Consumers are driving change across the spectrum of retail, with technological innovations gathering pace to support the desire for growing consumer demands – not only in areas like logistics where same day delivery is becoming increasingly common – but in the ability to understand more about where their goods have come from. No part of retail is changing more rapidly than food production, as consumers’ expectations of the traceability and ethics behind the making of the goods they purchase becomes a reality for producers today. At the same time the digitalisation of compliance and audit legislation is taking centre stage, as governments across the globe look to increase the visibility of the path from farm to fork.
Greater insights into ethical practices of businesses driving change
Driving consumer demand is the real need for understanding how and where our products are being grown, developed and produced. And that means understanding just as much about the ethical practices’ businesses are adhering to throughout the supply chain, as to how and where the product is manufactured or packaged.
Recent research conducted by not-for-profit organisation FoodPrint shone a light on the most pressing of issues around corporate accountability for businesses, specifically those involved in large commodity food trading, such as coffee and chocolate. Smaller suppliers at the bottom of the supply chain have sadly been open to abuse for far too long, with no signs of huge change – as multinational businesses struggle to monitor issues like underage workforces. Consumers will increasingly make choices based on these issues, and as transparency and traceability becomes even more accessible due to progressing technologies, conscious consumer capitalism will take hold.
Across the supply chain, businesses will need to create accountability not only for the production, but for the real fundamentals of how their products have come to be, by the very people that collect the cocoa beans to those transporting them across the globe.
Digital transformation in food production is happening today
Traceability in food production has been a long-term issue that we could probably trace back to the stone ages. Ultimately media scares around the food we consume can be cited back to the mercury poisoning of fish in the 1970s and beyond, but the scale of disasters such as these can now move at a much faster pace, as use of technology goes beyond national boundaries with the internet and the use of social media bringing new meaning to exploding headlines.
This consumer desire to follow the path from farm to fork, and businesses desire to manage this process, plus avoid supply chain crises means technology to support both is gathering pace. Today, as food regulators across the globe accelerate towards the digitalisation of compliance monitoring and auditing reports, the industry faces an evolution in terms of traceability. Using digital processes will be the new norm, as the improvement of end-to-end visibility across the supply chain becomes standard.
Digital Identity takes traceability to a new level
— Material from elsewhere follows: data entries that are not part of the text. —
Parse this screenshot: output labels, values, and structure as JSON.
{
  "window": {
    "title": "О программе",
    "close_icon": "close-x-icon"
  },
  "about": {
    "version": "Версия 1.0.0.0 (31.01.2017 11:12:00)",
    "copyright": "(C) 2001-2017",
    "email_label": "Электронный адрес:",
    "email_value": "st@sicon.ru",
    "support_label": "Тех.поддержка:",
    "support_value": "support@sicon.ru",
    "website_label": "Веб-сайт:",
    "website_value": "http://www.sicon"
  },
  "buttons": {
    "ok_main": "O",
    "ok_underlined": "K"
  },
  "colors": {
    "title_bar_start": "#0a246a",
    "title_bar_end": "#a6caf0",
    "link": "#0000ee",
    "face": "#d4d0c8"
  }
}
Unique product identifiers have been a game changer for digitally tracking and tracing the life of a product, from point of origin to consumption. The Web of Things, where everyday items are integrated with the internet via unique identifiers & product digital identities in the cloud – means MOWI, one of the World’s largest producers of farmed Atlantic Salmon, was one of the first food producers across the globe to deliver full digital visibility into the provenance of its MOWI branded salmon. Consumers of MOWI products now have complete insight into how MOWI operates and cares for its salmon, including origination, farming practices and harvesting – simply by scanning a code with their mobile phone.
Meeting the consumers’ growing demand for transparency, MOWI has taken control of the food chain to meet what they describe as the consumer mega trend, delivering on transparency and traceability. Having loyal brand advocates makes for a strong, successful business. As conscious capitalism becomes a reality, consumers will continue to want to know the origin of their food, from the supplier’s workforce to animal welfare and beyond. Those that supply the information can begin to rely on brand advocacy to stay engaged with their customers.
The supply chain of the future
There’s so much to be gained from digitally transforming the supply chain, from transparency and integrity through to competitive advantage and greater consumer engagement. But also the likes of reducing the costs associated with audit compliance, easily sharing data with eco system stakeholders like regulators, retailers and consumers and aggregating data, to applying intelligence and sharing data from and about every touchpoint in a product’s journey.
Those that don’t digitally transform will certainly be left behind.